● Your assignment
Where does the word "name" occur in the data below? Copy each line that holds it.

=======

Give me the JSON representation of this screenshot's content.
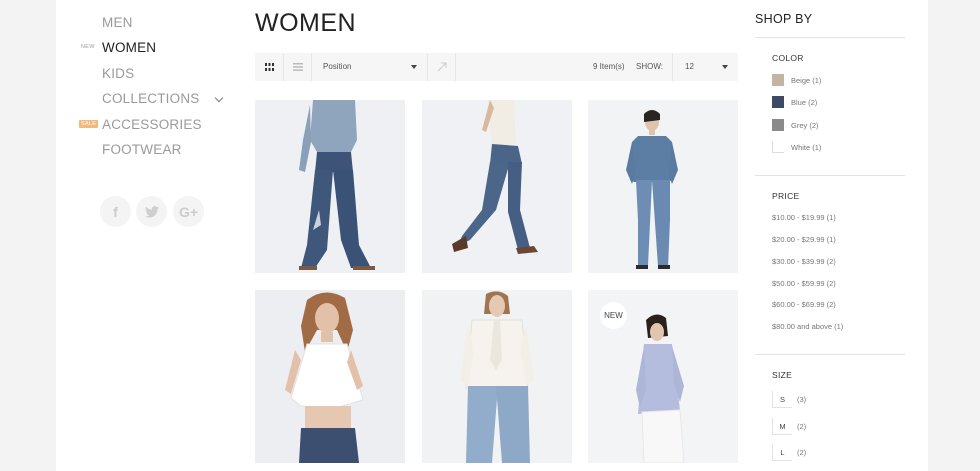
{
  "nav": {
    "items": [
      {
        "label": "MEN"
      },
      {
        "label": "WOMEN",
        "tag": "NEW"
      },
      {
        "label": "KIDS"
      },
      {
        "label": "COLLECTIONS"
      },
      {
        "label": "ACCESSORIES",
        "tag": "SALE"
      },
      {
        "label": "FOOTWEAR"
      }
    ],
    "social": [
      "f",
      "t",
      "G+"
    ]
  },
  "main": {
    "title": "WOMEN",
    "toolbar": {
      "sort_value": "Position",
      "items_count": "9 Item(s)",
      "show_label": "SHOW:",
      "show_value": "12"
    },
    "products": [
      {
        "name": "product-1",
        "badge": ""
      },
      {
        "name": "product-2",
        "badge": ""
      },
      {
        "name": "product-3",
        "badge": ""
      },
      {
        "name": "product-4",
        "badge": ""
      },
      {
        "name": "product-5",
        "badge": ""
      },
      {
        "name": "product-6",
        "badge": "NEW"
      }
    ]
  },
  "shop_by": {
    "title": "SHOP BY",
    "color": {
      "title": "COLOR",
      "options": [
        {
          "label": "Beige (1)",
          "hex": "#c4b5a3"
        },
        {
          "label": "Blue (2)",
          "hex": "#3d4a66"
        },
        {
          "label": "Grey (2)",
          "hex": "#8a8a8a"
        },
        {
          "label": "White (1)",
          "hex": "#ffffff"
        }
      ]
    },
    "price": {
      "title": "PRICE",
      "options": [
        "$10.00 - $19.99 (1)",
        "$20.00 - $29.99 (1)",
        "$30.00 - $39.99 (2)",
        "$50.00 - $59.99 (2)",
        "$60.00 - $69.99 (2)",
        "$80.00 and above (1)"
      ]
    },
    "size": {
      "title": "SIZE",
      "options": [
        {
          "label": "S",
          "count": "(3)"
        },
        {
          "label": "M",
          "count": "(2)"
        },
        {
          "label": "L",
          "count": "(2)"
        }
      ]
    }
  }
}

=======

● Worked solution
        "name": "product-1",
        "name": "product-2",
        "name": "product-3",
        "name": "product-4",
        "name": "product-5",
        "name": "product-6",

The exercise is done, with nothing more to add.